By Anne McKee
The Meridian Star
Kemper County natives, Fred and Al Key, became interested in aviation after WWI and with great tenacity, sought and received positions as managers of the Meridian Municipal Airport. All was going well for the enterprising brothers until the Great Depression hit the city, and due to the lack of funds, or an attempt to save money, the city decided to close the airport.
Fred and Al had a different idea. The airport must stay open, and they reasoned, worldwide publicity would make that happen. With that unimaginable goal in mind, the brothers sought to break the flight endurance record at that time of 23 days. In order to accomplish this feat, Fred and Al knew the air-to-air refueling technique must be perfected. The only technique used prior to this time was dangerous. If the gasoline was spilled, which often happened, the hot engine could ignite a fire that could engulf the airplane, and all would be lost.
The Key brothers, along with local inventor and mechanic, A. D. Hunter, began to work in earnest to invent a spill-free-fueling-system. This consisted of a valve on the end of the fuel nozzle, which was opened by a probe in the neck of the fuel tank. The new type valve would not allow fuel to flow, unless it was inserted into the fuel tank. During refueling, if the nozzle was removed from the tank, the fuel would automatically stop flowing.
Genius at work – that’s our Mississippians!
Later, the U.S. Army Corps adopted the new invention, and it is still in use today, with some modifications. Also, today, NASCAR primarily uses the same technique. Wow!
Back in 1935, there was one more problem for the brothers … the engine needed regular maintenance during the flight in order to stay in good running order; therefore an additional invention was needed to create a catwalk so that Fred could walk around the plane, while it was airborne.
Courage at work – that’s our Mississippians!
By June 1935, the brothers were ready. The Flying Keys, as the brothers were later known; hit the airways from the Meridian Municipal Airport on June 4 in a borrowed Curtiss Robin monoplane by the name of “Ole Miss.” For the next 27 days, they flew over the Meridian vicinity. For food and supplies, a similar plane flying above would drop the items to the brothers on the end of a rope, as well as supply fuel via a long flexible tube. The landing was July 1. They had traveled an estimated 52,320 miles and used more than 6,000 gallons of gasoline.
The Meridian Municipal Airport did not close!
It was the talk of the world!

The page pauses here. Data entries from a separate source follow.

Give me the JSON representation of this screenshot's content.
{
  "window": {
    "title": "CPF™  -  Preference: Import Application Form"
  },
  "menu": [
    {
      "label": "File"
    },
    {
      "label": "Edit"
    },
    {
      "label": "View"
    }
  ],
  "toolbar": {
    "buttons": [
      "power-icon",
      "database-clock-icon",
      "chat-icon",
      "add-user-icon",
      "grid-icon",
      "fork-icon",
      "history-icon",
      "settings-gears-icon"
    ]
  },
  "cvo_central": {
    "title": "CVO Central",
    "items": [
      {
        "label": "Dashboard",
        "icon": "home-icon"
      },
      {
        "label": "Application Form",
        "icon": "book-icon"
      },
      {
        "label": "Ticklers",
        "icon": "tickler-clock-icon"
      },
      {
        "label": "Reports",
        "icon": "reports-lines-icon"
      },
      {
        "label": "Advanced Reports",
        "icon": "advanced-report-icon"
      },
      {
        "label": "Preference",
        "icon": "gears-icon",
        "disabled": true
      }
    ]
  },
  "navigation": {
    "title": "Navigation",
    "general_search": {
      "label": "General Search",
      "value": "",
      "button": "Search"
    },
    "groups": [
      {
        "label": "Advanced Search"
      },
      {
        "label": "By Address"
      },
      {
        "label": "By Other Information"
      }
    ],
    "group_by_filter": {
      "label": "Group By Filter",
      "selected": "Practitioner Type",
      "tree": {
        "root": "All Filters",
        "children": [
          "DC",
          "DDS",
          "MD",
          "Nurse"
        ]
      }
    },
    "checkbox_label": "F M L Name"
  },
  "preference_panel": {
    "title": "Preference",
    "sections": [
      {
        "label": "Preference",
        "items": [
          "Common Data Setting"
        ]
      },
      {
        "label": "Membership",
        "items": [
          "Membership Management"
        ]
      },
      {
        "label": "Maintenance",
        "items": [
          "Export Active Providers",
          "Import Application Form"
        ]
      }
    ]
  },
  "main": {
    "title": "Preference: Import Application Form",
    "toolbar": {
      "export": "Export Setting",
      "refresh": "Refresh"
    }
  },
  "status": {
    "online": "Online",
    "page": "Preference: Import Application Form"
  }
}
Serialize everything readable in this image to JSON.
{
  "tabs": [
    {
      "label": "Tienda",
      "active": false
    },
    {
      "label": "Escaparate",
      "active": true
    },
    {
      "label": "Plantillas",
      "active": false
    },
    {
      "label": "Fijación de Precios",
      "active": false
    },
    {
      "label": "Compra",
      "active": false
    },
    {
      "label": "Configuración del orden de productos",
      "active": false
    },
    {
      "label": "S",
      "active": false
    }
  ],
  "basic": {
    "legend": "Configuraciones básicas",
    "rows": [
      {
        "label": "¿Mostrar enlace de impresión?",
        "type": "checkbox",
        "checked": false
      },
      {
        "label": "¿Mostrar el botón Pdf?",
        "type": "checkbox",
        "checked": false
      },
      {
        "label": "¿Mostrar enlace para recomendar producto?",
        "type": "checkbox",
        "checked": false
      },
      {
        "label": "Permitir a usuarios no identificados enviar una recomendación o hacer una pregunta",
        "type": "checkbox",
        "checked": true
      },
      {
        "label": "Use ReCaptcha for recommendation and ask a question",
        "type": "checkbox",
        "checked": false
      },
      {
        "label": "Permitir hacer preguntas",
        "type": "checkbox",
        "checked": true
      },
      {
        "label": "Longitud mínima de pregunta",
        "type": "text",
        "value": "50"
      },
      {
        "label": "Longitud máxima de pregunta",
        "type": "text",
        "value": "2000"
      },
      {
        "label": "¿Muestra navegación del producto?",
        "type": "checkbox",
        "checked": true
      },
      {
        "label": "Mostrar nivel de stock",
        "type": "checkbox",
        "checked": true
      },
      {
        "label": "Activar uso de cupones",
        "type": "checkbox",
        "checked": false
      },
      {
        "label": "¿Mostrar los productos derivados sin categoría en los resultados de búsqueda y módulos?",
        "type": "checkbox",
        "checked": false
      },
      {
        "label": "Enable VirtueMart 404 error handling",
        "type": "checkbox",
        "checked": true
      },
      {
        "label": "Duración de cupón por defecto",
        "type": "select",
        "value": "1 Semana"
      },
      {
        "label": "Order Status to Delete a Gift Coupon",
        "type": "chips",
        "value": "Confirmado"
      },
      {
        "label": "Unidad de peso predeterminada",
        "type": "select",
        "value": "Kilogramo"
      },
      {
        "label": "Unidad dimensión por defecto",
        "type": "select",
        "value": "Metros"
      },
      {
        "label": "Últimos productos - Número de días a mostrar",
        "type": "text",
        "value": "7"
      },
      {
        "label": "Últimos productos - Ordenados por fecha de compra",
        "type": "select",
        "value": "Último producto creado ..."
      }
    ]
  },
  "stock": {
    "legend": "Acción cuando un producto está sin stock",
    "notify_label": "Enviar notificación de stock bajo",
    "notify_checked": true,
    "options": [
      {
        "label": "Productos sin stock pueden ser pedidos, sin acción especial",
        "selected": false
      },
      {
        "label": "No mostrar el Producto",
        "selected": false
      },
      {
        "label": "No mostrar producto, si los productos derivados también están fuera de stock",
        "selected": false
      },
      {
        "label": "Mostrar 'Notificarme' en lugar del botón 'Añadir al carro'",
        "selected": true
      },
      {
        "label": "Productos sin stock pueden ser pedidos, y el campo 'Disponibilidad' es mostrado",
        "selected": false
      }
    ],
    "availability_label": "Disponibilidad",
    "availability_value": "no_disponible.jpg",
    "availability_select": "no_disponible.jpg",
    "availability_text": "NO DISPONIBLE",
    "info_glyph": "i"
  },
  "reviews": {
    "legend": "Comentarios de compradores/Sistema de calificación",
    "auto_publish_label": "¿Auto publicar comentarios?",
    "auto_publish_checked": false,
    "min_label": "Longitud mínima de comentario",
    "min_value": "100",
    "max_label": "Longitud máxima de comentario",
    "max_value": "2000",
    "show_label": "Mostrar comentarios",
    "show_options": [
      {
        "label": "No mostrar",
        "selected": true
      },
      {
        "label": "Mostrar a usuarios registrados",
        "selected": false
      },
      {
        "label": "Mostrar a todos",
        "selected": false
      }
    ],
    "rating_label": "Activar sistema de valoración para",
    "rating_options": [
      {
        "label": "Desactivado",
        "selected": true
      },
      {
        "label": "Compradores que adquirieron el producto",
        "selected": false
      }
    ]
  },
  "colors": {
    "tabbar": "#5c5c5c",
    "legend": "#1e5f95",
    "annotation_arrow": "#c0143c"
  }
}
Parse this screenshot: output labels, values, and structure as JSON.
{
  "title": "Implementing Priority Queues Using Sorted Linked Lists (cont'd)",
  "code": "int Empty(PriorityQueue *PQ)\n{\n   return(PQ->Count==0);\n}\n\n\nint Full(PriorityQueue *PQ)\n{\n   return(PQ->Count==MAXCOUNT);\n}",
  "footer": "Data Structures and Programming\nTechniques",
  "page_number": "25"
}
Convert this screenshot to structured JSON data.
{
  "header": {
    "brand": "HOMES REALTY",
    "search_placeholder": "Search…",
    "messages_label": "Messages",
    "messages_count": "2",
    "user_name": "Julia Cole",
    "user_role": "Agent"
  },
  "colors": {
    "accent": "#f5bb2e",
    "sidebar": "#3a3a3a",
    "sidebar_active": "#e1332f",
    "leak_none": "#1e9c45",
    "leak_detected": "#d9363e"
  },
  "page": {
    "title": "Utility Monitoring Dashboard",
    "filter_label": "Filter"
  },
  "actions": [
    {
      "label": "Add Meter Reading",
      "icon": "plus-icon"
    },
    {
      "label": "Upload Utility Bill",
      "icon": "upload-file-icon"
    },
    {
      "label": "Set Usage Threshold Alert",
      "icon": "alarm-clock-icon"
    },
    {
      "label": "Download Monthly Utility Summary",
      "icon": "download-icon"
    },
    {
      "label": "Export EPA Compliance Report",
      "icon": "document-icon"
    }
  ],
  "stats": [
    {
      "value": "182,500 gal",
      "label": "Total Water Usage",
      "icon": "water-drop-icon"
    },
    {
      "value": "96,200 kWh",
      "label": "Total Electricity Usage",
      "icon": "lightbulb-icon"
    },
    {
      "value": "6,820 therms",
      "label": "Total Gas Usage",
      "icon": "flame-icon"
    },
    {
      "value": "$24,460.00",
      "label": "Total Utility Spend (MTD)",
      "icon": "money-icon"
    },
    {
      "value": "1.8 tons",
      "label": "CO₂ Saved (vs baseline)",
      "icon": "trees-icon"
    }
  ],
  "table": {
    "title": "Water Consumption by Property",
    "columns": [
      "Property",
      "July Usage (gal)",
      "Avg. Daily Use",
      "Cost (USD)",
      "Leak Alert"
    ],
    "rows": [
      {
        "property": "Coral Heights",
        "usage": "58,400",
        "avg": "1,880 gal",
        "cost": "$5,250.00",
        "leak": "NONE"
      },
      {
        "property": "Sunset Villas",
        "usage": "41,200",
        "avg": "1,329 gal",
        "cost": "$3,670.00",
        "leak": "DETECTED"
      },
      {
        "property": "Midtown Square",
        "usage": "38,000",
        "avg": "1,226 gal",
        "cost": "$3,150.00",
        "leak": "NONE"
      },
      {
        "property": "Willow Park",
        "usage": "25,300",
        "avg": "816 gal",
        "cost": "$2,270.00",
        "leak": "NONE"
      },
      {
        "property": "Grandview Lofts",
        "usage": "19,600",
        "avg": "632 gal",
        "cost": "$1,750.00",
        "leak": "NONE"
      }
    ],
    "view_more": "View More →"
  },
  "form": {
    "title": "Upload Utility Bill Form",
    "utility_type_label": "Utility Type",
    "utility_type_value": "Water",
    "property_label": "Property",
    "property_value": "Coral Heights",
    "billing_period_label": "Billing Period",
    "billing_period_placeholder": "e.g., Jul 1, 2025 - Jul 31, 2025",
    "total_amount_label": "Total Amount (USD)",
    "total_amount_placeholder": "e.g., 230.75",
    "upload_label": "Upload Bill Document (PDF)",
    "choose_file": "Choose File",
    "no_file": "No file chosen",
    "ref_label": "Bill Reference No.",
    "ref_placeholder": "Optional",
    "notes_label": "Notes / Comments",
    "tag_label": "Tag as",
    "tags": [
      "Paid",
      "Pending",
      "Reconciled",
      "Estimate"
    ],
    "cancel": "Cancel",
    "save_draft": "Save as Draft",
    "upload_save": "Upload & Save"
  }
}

Yes, the brothers garnered the worldwide attention needed to put the little Meridian Municipal Airport on the map! Their non-stop endurance flight lasted 653 hours, 34 minutes. The “Ole Miss” is permanently displayed in the National Air and Space Museum in Washington, D. C.
Because of this historic flight, the joint airfield, used by the Meridian Municipal Airport and the 186th Mississippi Air National Guard, was renamed Key Field in honor of the brothers. Later, the Key brothers served as bomber pilots in the Pacific Theater of Operations during World War II.
Fred was awarded the Distinguished Flying Cross (USA), and Al earned a Distinguished Flying Cross (USA), Distinguished Service Cross (USA), a Distinguished Service Cross (UK), and seven Bronze Stars for participating in combat. Talk about heroes – these are true American heroes, but best of all, they are Mississippians!
Just as an aside – in later years, at Key Field, the 186th Mississippi Air National Guard Unit was assigned the air-to-air refueling mission (KC-135 Stratotanker). With the assignment of this mission and recently the reassignment of the mission, memories of June 4, 1935 became full circle (no pun intended) —again putting Meridian, Mississippi on the worldwide map of aviation — all because of two enterprising brothers, with an unimaginable goal in mind.
So today when you see the huge tankers as they fly across our Meridian/Lauderdale County skies, remember our heroes, Fred and Al Key, and a Meridian moment in time.
Anne B. McKee is a writer and storyteller. Visit her website: www.annemckee.net